800 S. 2nd St., (414)672-7139
I actually had been to Steny’s years ago, but I put it on this list because I couldn't really remember much about it and because I recently rediscovered it in a new way. We stopped in during the day when the Brewers game was on and were pleased with the fun atmosphere, on-tap Guinness, enclosed patio and general kid-friendliness. There’s a kids’ menu and the vibe, at least during the day, was appropriate for little people, who especially liked the pinball machines and free popcorn

Treats Tavern
2221 N. Humboldt Ave., (414)265-7054
I believe this was a biker bar prior to what it is today: a jazz and blues bar owned by transvestite Marc Antony.

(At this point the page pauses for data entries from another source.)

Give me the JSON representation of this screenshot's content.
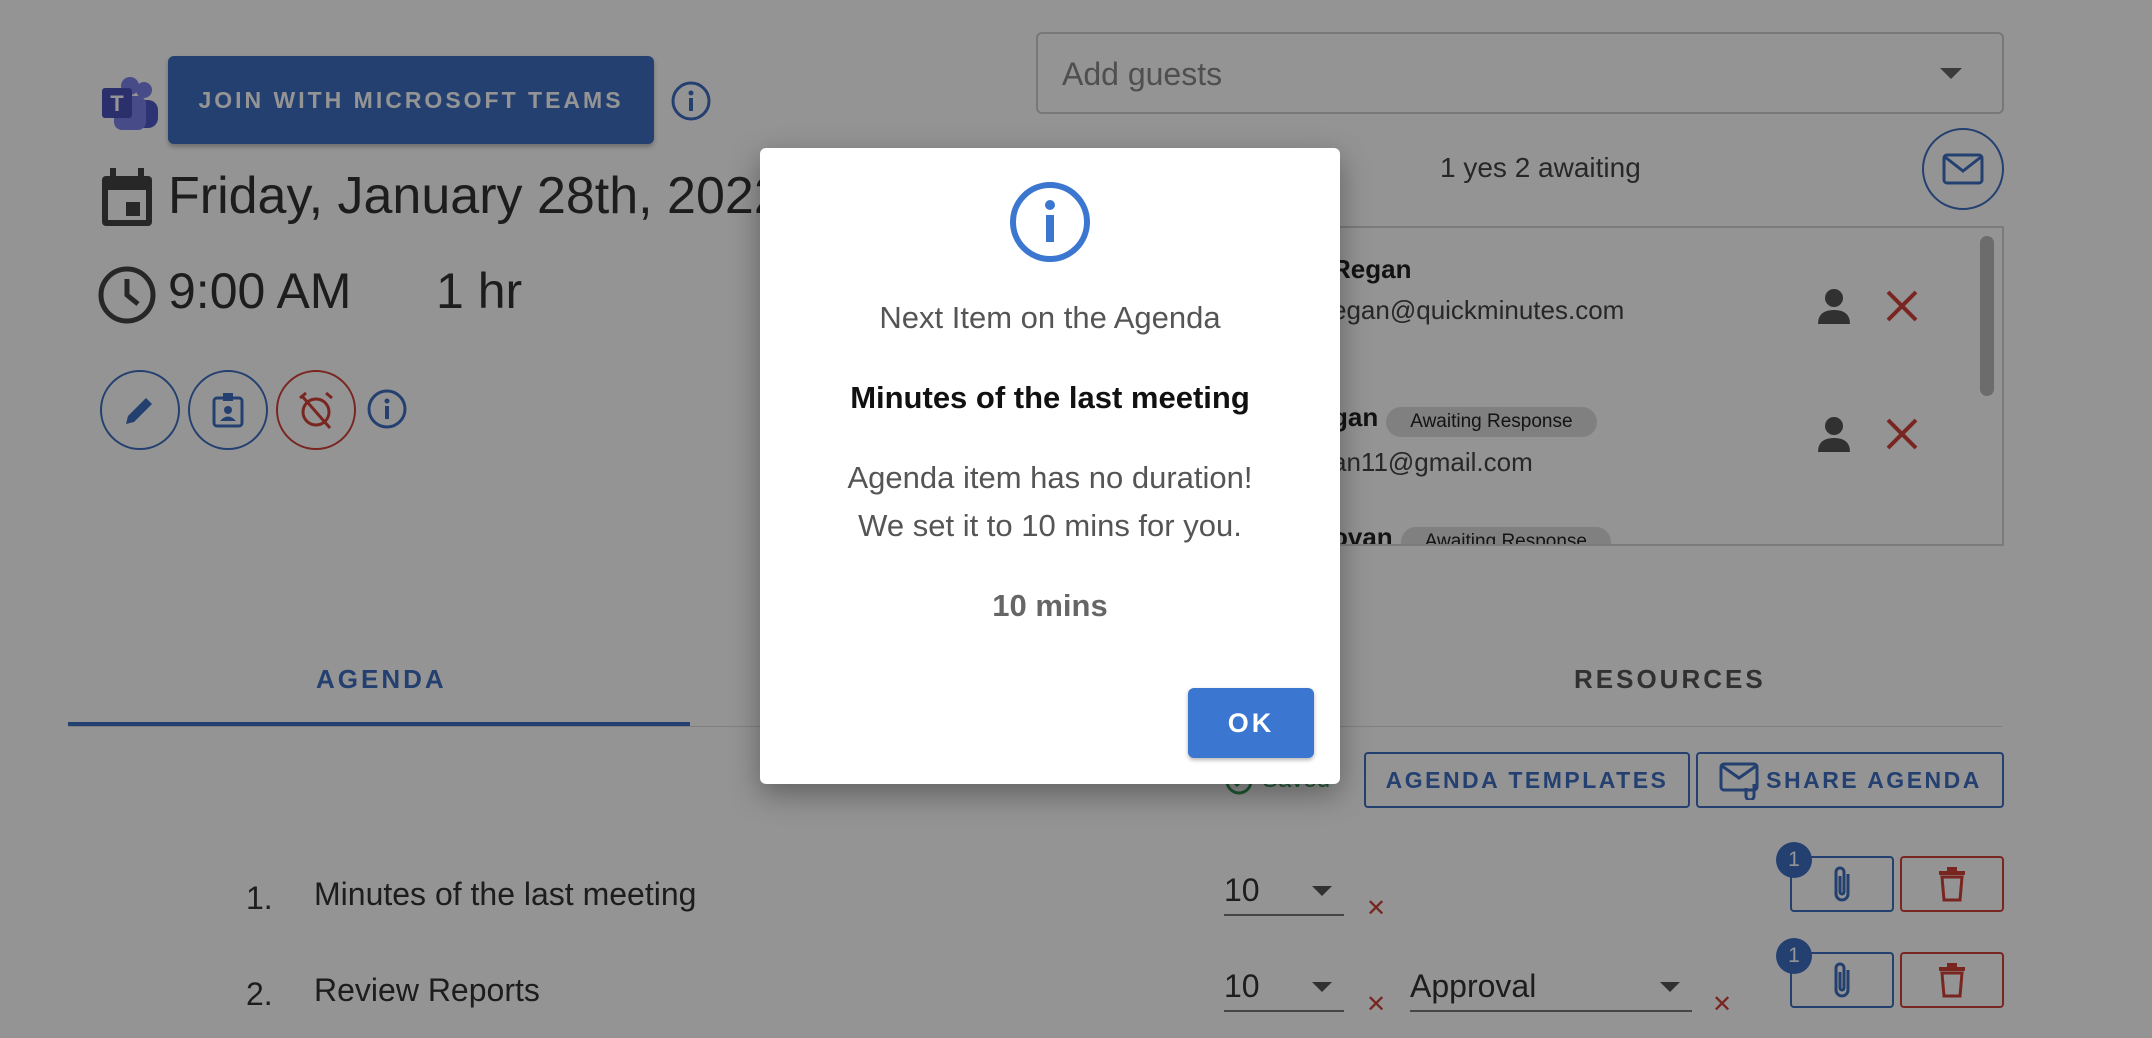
{
  "meeting": {
    "teams_button": "JOIN WITH MICROSOFT TEAMS",
    "date": "Friday, January 28th, 2022",
    "time": "9:00 AM",
    "duration": "1 hr"
  },
  "guests": {
    "placeholder": "Add guests",
    "rsvp_summary": "1 yes 2 awaiting",
    "attendees": [
      {
        "name": "Regan",
        "email": "egan@quickminutes.com",
        "status": ""
      },
      {
        "name": "gan",
        "email": "an11@gmail.com",
        "status": "Awaiting Response"
      },
      {
        "name": "ovan",
        "email": "",
        "status": "Awaiting Response"
      }
    ]
  },
  "tabs": {
    "agenda": "AGENDA",
    "resources": "RESOURCES"
  },
  "toolbar": {
    "saved": "Saved",
    "templates": "AGENDA TEMPLATES",
    "share": "SHARE AGENDA"
  },
  "agenda_items": [
    {
      "num": "1.",
      "title": "Minutes of the last meeting",
      "duration": "10",
      "type": "",
      "attachments": "1"
    },
    {
      "num": "2.",
      "title": "Review Reports",
      "duration": "10",
      "type": "Approval",
      "attachments": "1"
    }
  ],
  "dialog": {
    "heading": "Next Item on the Agenda",
    "item_title": "Minutes of the last meeting",
    "message_line1": "Agenda item has no duration!",
    "message_line2": "We set it to 10 mins for you.",
    "duration_value": "10 mins",
    "ok_label": "OK"
  },
  "colors": {
    "primary": "#3f6fc1",
    "danger": "#d0433a",
    "dialog_button": "#3b76d0"
  }
}
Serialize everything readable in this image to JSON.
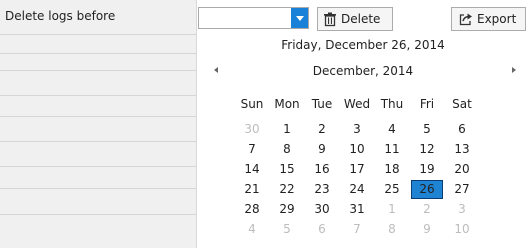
{
  "filter": {
    "label": "Delete logs before"
  },
  "toolbar": {
    "delete_label": "Delete",
    "export_label": "Export"
  },
  "calendar": {
    "today_text": "Friday, December 26, 2014",
    "month_title": "December, 2014",
    "weekdays": [
      "Sun",
      "Mon",
      "Tue",
      "Wed",
      "Thu",
      "Fri",
      "Sat"
    ],
    "weeks": [
      [
        "30",
        "1",
        "2",
        "3",
        "4",
        "5",
        "6"
      ],
      [
        "7",
        "8",
        "9",
        "10",
        "11",
        "12",
        "13"
      ],
      [
        "14",
        "15",
        "16",
        "17",
        "18",
        "19",
        "20"
      ],
      [
        "21",
        "22",
        "23",
        "24",
        "25",
        "26",
        "27"
      ],
      [
        "28",
        "29",
        "30",
        "31",
        "1",
        "2",
        "3"
      ],
      [
        "4",
        "5",
        "6",
        "7",
        "8",
        "9",
        "10"
      ]
    ],
    "selected_day": "26"
  },
  "colors": {
    "accent": "#1f83d4",
    "dropdown_button": "#1982d8",
    "muted_day": "#bdbdbd"
  }
}
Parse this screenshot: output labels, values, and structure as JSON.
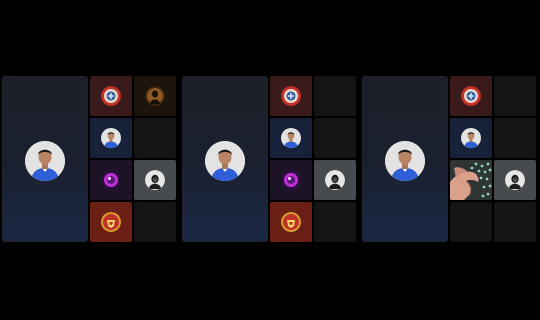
{
  "panels": [
    {
      "main_avatar_icon": "player-avatar-icon",
      "grid": [
        [
          "club-crest-icon",
          "dark-avatar-icon"
        ],
        [
          "player-avatar-icon",
          "empty"
        ],
        [
          "purple-glow-icon",
          "hooded-avatar-icon"
        ],
        [
          "manchester-united-crest-icon",
          "empty"
        ]
      ]
    },
    {
      "main_avatar_icon": "player-avatar-icon",
      "grid": [
        [
          "club-crest-icon",
          "empty"
        ],
        [
          "player-avatar-icon",
          "empty"
        ],
        [
          "purple-glow-icon",
          "hooded-avatar-icon"
        ],
        [
          "manchester-united-crest-icon",
          "empty"
        ]
      ]
    },
    {
      "main_avatar_icon": "player-avatar-icon",
      "grid": [
        [
          "club-crest-icon",
          "empty"
        ],
        [
          "player-avatar-icon",
          "empty"
        ],
        [
          "hand-photo",
          "hooded-avatar-icon"
        ],
        [
          "empty",
          "empty"
        ]
      ]
    }
  ],
  "colors": {
    "background": "#000000",
    "main_tile_top": "#1c1f27",
    "main_tile_bottom": "#1a2844",
    "jersey_blue": "#2f5fd6",
    "crest_red": "#c0312a",
    "crest_gold": "#d8a02b"
  }
}
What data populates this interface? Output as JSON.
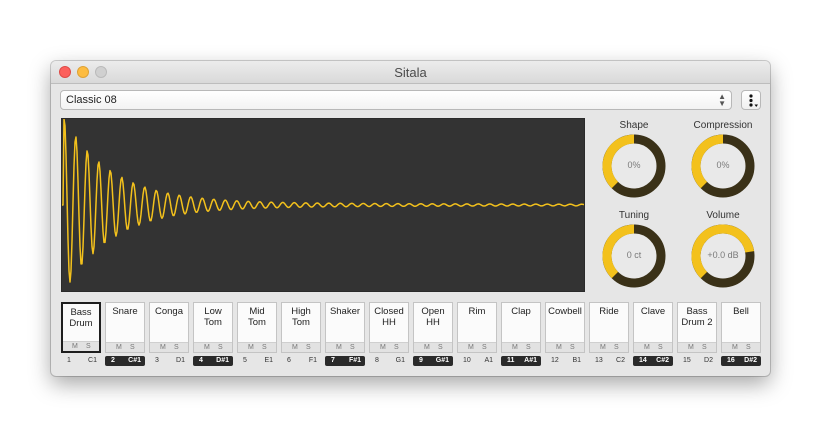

The scene attracts a very diverse group of people of different races and all ages – we watched an elderly man kick a young guy’s butt in pool. There’s also a strong LGBTQ presence, including middle aged guys in sequin get ups. The drinks are really cheap – a tall can of Guinness was only $4 and served to me by Marc’s pleasant daughter, Erica. The space was surprising to me. The front area features a classic Milwaukee tavern feel complete with an attractive wooden bar, but the back room was clearly remodeled, with high, vaulted ceilings, leaded glass, skylights and a stage. Treats is a portal to many different lifestyles and proof that we really can all get along.

Molly Snyder started writing and publishing her work at the age 10, when her community newspaper printed her poem, "The Unicorn.” Since then, she's expanded beyond the subject of mythical creatures and written in many different mediums but, nearest and dearest to her heart, thousands of articles for OnMilwaukee.

Molly is a regular contributor to FOX6 News and numerous radio stations as well as the co-host of "Dandelions: A Podcast For Women.” She's received five Milwaukee Press Club Awards, served as the Pfister Narrator and is the Wisconsin State Fair’s Celebrity Cream Puff Eating Champion of 2019.